Then there’s the fact that 2021 was, to be charitable, less than a stellar year. Chemotherapy and monoclonal antibody infusions every four weeks for a morning at the hospital can put a damper on life. Part of the problem with the chemotherapy pills I take every day is that I experience a surprising range of side effects. While all this goes on, I have a lot of difficulty writing. I can’t seem to hold onto an idea or a train of thought for any length of time. I’ve tried to put together a couple of blog posts over the past three weeks, but they’ve turned out resembling alphabet soup rather than carefully crafted narratives. Right now, I seem to be experiencing a slight window of lucidity, but that may just be self-delusion on my part. I have no idea how long this window will be open. You be the judge. 

Today is January 1st, 2022. The first day of the year is supposed to be infused with positive thoughts, merriment, and optimism. I guess saying that 2022 will not be the year that I die qualifies as optimism, or maybe reckless self-delusion. I turn 75 years old in a few days. I know I’ve written it before on this blog, but I say it again: How in the hell did that happen? It seems to me that I was forty years old yesterday. Now seventy-five? WTF. Following Barbara Ehrenreich (who is my age) I have noted in the past that I’m old enough to die. That’s true, but still, I have confidence that people will not have to publish an obituary about me in 2022. 

My memory has gone for a crap. I don’t have dementia, that’s for sure. But still, I guess that’s to be expected of a person my age. I retired from twenty-nine years of teaching at North Island College in 2012, but I had been teaching in the Lower Mainland since 1976. Since my retirement, I have somehow mislaid recollection of so many things. I do have this blog to jog my memory. I started it in late 2012 and have produced over 300 posts since then. That’s a lot of bits and bytes engraved somewhere in a computer hard drive or on the cloud, whatever and wherever that is. I think that the number of words I’ve clicked out probably amounts to at least a five-hundred-page book. I know that since my cancer diagnosis in the fall of 2019 I’ve put together the equivalent of a three-hundred-page book chronicling my experience with myeloma, its side effects, and chemotherapy with its side effects. Now, I’m not sure what I’ll do with this blog. Unfortunately, I have very little energy to do much of anything physical. The oncologists in my life are very reluctant to tell patients what to expect of a life with cancer, especially one like myeloma. Gawande is clear on that:

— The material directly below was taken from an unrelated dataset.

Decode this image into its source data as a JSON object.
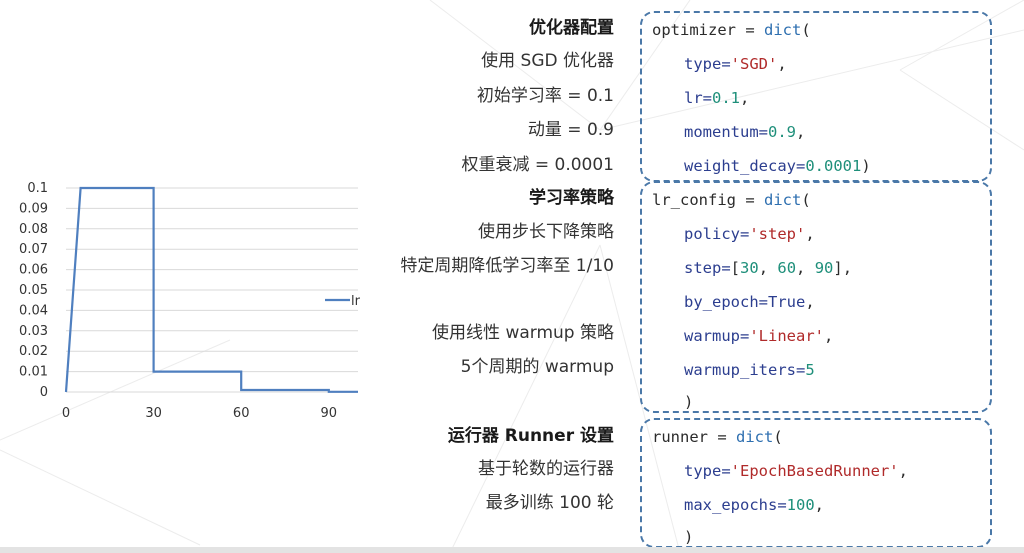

“Studies find that although doctors usually tell patients when a cancer is not curable, most are reluctant to give a specific prognosis, even when pressed. More than 40 percent of oncologists admit to offering treatments that they believe are unlikely to work. In an era in which the relationship between patient and doctor is increasingly miscast in retail terms — “the customer is always right”—doctors are especially hesitant to trample on a patient’s expectations. You worry far more about being overly pessimistic than you do about being overly optimistic. And talking about dying is enormously fraught.” (from “Being Mortal” by Atul Gawande)

I have found that with old age and a crumbling infrastructure, and as I note above, a lot of physical activity is out of the question. Coming to terms with that reality is very difficult, I can tell you.  Carolyn and I have done some camping over the years since our retirement. Sometimes we were accompanied by family. Most often we were out there by ourselves. We spent most of our time camping in Strathcona Park. I hope to be able to go camping again, but I don’t have a lot of strength and energy. That’s something I have to work on so that I can DO STUFF this coming spring and summer. 

Now, I don’t have to think about physical activity. We have a blizzard outside and snow 50 centimeters thick. So, I read. I have five books on the go right now. I’ll discuss them soon in a post!